# [Problem to work on]
Read through the lines below and copy the ones holding the string "data".

# [Information given]
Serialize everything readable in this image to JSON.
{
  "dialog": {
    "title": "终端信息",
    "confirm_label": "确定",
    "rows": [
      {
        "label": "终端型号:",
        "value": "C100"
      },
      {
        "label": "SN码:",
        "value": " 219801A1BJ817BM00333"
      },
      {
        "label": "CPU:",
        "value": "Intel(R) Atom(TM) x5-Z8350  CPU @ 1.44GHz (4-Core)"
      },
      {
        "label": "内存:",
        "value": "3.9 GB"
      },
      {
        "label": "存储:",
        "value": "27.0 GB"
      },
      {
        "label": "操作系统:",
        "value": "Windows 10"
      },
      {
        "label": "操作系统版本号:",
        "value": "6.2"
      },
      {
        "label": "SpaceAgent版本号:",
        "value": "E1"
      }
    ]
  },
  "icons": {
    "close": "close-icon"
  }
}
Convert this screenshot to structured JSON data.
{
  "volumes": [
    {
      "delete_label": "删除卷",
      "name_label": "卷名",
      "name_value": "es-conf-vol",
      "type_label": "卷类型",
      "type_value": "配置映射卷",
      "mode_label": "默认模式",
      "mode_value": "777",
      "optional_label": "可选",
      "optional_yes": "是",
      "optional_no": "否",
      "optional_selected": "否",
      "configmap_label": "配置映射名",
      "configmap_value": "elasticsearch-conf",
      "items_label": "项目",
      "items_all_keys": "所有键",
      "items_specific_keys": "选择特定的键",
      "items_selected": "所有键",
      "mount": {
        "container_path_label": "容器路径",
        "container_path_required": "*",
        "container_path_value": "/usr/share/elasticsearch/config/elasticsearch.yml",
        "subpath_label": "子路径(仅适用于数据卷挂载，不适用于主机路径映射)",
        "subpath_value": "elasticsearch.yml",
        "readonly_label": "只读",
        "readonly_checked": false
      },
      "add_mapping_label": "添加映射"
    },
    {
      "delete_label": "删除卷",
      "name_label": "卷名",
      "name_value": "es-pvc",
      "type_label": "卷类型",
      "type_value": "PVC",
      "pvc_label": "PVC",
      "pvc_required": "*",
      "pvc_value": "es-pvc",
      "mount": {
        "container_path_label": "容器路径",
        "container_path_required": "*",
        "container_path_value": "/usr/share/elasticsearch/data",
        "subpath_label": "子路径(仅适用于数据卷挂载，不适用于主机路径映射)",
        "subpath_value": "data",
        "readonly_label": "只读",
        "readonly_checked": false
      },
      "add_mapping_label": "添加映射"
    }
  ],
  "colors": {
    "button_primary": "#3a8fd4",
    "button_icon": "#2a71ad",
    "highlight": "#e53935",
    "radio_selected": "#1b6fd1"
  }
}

# [Expected answer]
Convert this screenshot to structured JSON data.
        "container_path_value": "/usr/share/elasticsearch/data",
        "subpath_value": "data",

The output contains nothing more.